Oil prices surge on hopes of Opec deal

Oil breaks $49 a barrel as Opec begins debate on output cuts

Click to follow
The Independent Online

Oil prices have soared as hopes rise once more that the Organisation of the Petroleum Exporting Countries (Opec) could agree to an output cut at its meeting in Vienna.

The group met on Wednesday to discuss terms of a potential deal to cut production for the first time in eight years in an effort to prop up prices that have fallen by more than half since 2014 due to oversupply.

Brent crude has surged by over 7 per cent to $50, after a flurry of comments from Opec ministers.

The rise in oil prices has also contributed to a strengthening dollar. The dollar was up over 0.5 per cent against the Japanese yen as the meeting began.

Saudi Arabia's energy minister said that the sentiment was "optimistic”.

"We don't know [if a deal will be reached]," Khalid al-Falih said as the talks started.

"We will find out during the meeting. I think the sentiment generally is optimistic and positive," he added.

Iraqi oil minister Jabbar al-Luaibi said Opec ministers were unanimous in favour of an output cut, following a breakfast meeting.

"The extent of the [price] move shows no one wants to miss the boat. There must be a general consensus that there will be a cut, whether it’s going to be bullish, I don’t know, but it’s the domino effect,"  Tamas Varga, analyst at PVM Oil Associates said.

A deal would be aimed at cutting into a global oversupply of oil that has severely depressed prices since 2014. A proposal would probably mean the group cutting production by more than a million barrels a day, which represents about 1 per cent of the global oil supply.

Analysts at Goldman Sachs, Barclays, and ANZ agree that oil prices will quickly rise above $50 per barrel should Opec come to an agreement.

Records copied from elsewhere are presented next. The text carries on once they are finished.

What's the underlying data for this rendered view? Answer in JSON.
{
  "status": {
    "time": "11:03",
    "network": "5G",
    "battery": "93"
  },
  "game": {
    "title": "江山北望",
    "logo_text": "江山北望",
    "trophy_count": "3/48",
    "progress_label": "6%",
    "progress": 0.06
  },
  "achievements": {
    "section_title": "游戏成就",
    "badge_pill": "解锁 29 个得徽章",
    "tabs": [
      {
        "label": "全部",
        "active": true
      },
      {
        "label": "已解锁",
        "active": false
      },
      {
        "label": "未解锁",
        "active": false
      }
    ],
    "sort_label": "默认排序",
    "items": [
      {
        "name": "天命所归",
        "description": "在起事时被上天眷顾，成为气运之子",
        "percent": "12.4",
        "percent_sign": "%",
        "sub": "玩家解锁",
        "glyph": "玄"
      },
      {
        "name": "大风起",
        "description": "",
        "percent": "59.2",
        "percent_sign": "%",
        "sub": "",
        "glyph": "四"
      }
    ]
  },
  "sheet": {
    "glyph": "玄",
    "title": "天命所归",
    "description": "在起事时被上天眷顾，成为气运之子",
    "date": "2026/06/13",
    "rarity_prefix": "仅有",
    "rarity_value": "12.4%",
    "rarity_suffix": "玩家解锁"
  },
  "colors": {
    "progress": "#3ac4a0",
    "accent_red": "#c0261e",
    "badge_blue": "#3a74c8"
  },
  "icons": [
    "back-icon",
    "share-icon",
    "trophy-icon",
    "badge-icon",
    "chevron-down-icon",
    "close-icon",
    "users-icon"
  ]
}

Without a deal, the consensus is for a fall to the low $40s.

Paul Sirani, chief market analyst at Xtrade, said: “With the economies of many Opec member nations near wholly dependent on high oil prices to function, a deal to cut oil production looks to be close. The recent rally to almost $50 a barrel following ...Jabbar al-Luaibi’s announcement is testament to that.

“However, If today’s Opec meeting fails to bring about the necessary agreement, then we could well see the price of the North Sea benchmark sailing south at a rate of knots towards the $40 mark and possibly below."

Additonal reporting by Reuters